Nearly four and a half months and the tiny house was finally ready to move to the site where I would live in it. We had done all the work that would need a table saw. Tim installed trim around the shower surround using wood cut from nicely seasoned wood from our old deck. While I installed a shelf dedicated to my printer that would get it off my desk. And a short closet pole installed under the ladder for my coat closet. In the every inch counts department I added a shelf to the back of my desk behind the supporting cross piece. This shelf would hold all the wiring to my office equipment off the floor. I cut it from a door and the hole where the doorknob would go I placed so the cable to the power strip could fit through it. I also took the trouble to cut the printer shelf so I could fit the power cable up behind it at the corner. This kept any cables from having to be draped across my field of vision. Time consuming, but it was worth it.
Since the new site did not have quite the walk around access to the front door, I thought it would be prudent to move any large pieces of furniture into the house first.
Tim and I rented a pick-up truck and hitched up the tiny house. As we backed out we heard a bang inside the house. I thought I had secured all the furniture by wedging everything up against each other so there would be no movement. Looking inside I couldn't see anything amiss so we continued making our slow careful journey down the road with me driving behind to watch out for low hanging wires. Later I would discover that the bang had been the kitchen drawers sliding out over the shower pan. There being nothing to keep them closed, but no harm done.
Despite nearing rush hour traffic we made the short journey without annoying anyone. The challenging bit was backing the house into the tight space, but Tim was adept at this once I became his eyes. Luckily there was no traffic in the street as I stood out there with my white hard hat on playing the part of the construction boss. This may have eased our delivery when the local sheriff cruised by, stopped to talk to some neighbors catty corner from us and then left when it became clear what we were doing. We had had to cut some more of the bottle brush for clearance, but other than that my site prep had been perfect. The trellis had been cut back to allow for the door to open just enough though the door did touch the trellis when open. The ground underneath the house I had covered with pea gravel.
Once positioned I was pleased to see that there was four feet of space between the house and the fence. A comfortable distance. And on the other side almost as much under the canopy of the tall bottle brush. These bushes would shield the house from view from the main house despite the height of the roof. In fact you could really only see the house from directly across the street and for a few car lengths down from the gate in the fence. The whole move had only taken us an hour.
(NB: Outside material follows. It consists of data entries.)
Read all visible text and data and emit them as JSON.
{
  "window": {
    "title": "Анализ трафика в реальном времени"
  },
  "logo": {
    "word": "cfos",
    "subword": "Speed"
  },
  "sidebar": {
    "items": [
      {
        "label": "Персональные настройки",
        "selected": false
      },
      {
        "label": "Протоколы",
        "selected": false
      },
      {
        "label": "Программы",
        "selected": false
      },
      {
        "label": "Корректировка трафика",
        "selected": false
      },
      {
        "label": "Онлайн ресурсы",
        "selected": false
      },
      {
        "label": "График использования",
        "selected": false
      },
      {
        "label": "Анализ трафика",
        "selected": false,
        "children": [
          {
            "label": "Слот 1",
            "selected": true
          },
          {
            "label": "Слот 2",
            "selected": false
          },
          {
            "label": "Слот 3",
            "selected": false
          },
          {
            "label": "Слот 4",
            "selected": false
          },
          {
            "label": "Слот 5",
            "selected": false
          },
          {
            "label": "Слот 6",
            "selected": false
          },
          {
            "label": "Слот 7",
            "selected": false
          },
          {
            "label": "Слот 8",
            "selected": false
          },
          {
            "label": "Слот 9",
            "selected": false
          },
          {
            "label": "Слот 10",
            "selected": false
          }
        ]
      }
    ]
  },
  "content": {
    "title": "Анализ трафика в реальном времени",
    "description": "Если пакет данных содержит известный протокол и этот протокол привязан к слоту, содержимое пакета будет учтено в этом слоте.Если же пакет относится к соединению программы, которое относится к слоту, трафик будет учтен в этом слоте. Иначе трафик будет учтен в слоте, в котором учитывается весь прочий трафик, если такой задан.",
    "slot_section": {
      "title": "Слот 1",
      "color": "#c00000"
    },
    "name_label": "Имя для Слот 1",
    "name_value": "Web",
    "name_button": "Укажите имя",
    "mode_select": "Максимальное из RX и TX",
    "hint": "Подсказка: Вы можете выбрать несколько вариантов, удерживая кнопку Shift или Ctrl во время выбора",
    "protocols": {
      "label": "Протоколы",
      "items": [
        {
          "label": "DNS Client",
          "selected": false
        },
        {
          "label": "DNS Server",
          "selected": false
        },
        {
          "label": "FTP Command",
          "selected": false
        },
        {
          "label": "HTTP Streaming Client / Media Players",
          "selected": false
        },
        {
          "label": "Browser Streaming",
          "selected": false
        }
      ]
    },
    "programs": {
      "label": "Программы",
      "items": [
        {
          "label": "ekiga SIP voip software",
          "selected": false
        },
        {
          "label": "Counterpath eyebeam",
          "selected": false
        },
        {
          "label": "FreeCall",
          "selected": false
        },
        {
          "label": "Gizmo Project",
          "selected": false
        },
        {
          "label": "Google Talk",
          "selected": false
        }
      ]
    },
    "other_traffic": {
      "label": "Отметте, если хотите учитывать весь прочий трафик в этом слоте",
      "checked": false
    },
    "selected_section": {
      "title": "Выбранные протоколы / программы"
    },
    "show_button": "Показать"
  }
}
Later when a friend came to visit I told her she would be able to see the house over the fence when she drove down the street, but when I opened the gate for her she wasn't there. It turned out there was another tiny house visible above a fence just a block away and she had parked there. It was a tree house she had mistaken for my house. Quite a finished looking structure with a peaked roof and real windows. That made me feel more comfortable about adjunct buildings in the neighborhood.